Segment Start: DATA IN THIS EXERCISE
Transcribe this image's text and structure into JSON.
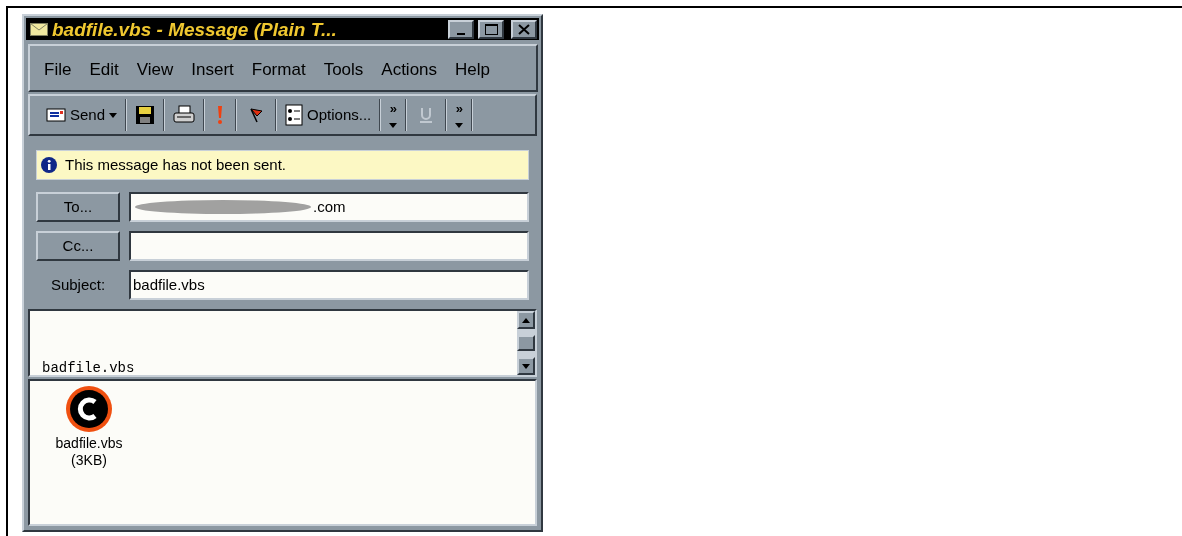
{
  "window": {
    "title": "badfile.vbs - Message (Plain T..."
  },
  "menu": [
    "File",
    "Edit",
    "View",
    "Insert",
    "Format",
    "Tools",
    "Actions",
    "Help"
  ],
  "toolbar": [
    {
      "kind": "send",
      "label": "Send"
    },
    {
      "kind": "save"
    },
    {
      "kind": "print"
    },
    {
      "kind": "importance"
    },
    {
      "kind": "flag"
    },
    {
      "kind": "options",
      "label": "Options..."
    },
    {
      "kind": "more",
      "label": "»"
    },
    {
      "kind": "underline"
    },
    {
      "kind": "more",
      "label": "»"
    }
  ],
  "info_bar": "This message has not been sent.",
  "fields": [
    {
      "kind": "button",
      "label": "To...",
      "value": ".com",
      "redacted": true
    },
    {
      "kind": "button",
      "label": "Cc...",
      "redacted": false
    },
    {
      "kind": "label",
      "label": "Subject:",
      "value": "badfile.vbs",
      "redacted": false
    }
  ],
  "body": "badfile.vbs",
  "attachments": [
    {
      "name": "badfile.vbs",
      "size": "(3KB)"
    }
  ]
}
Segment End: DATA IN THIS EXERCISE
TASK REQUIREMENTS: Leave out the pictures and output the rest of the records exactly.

RESULT OF THIS EXERCISE:
Transcribe this image's text and structure into JSON.
{
  "window": {
    "title": "badfile.vbs - Message (Plain T..."
  },
  "menu": [
    "File",
    "Edit",
    "View",
    "Insert",
    "Format",
    "Tools",
    "Actions",
    "Help"
  ],
  "toolbar": [
    {
      "kind": "send",
      "label": "Send"
    },
    {
      "kind": "save"
    },
    {
      "kind": "print"
    },
    {
      "kind": "importance"
    },
    {
      "kind": "flag"
    },
    {
      "kind": "options",
      "label": "Options..."
    },
    {
      "kind": "more",
      "label": "»"
    },
    {
      "kind": "underline"
    },
    {
      "kind": "more",
      "label": "»"
    }
  ],
  "info_bar": "This message has not been sent.",
  "fields": [
    {
      "kind": "button",
      "label": "To...",
      "value": ".com",
      "redacted": true
    },
    {
      "kind": "button",
      "label": "Cc...",
      "redacted": false
    },
    {
      "kind": "label",
      "label": "Subject:",
      "value": "badfile.vbs",
      "redacted": false
    }
  ],
  "body": "badfile.vbs",
  "attachments": [
    {
      "name": "badfile.vbs",
      "size": "(3KB)"
    }
  ]
}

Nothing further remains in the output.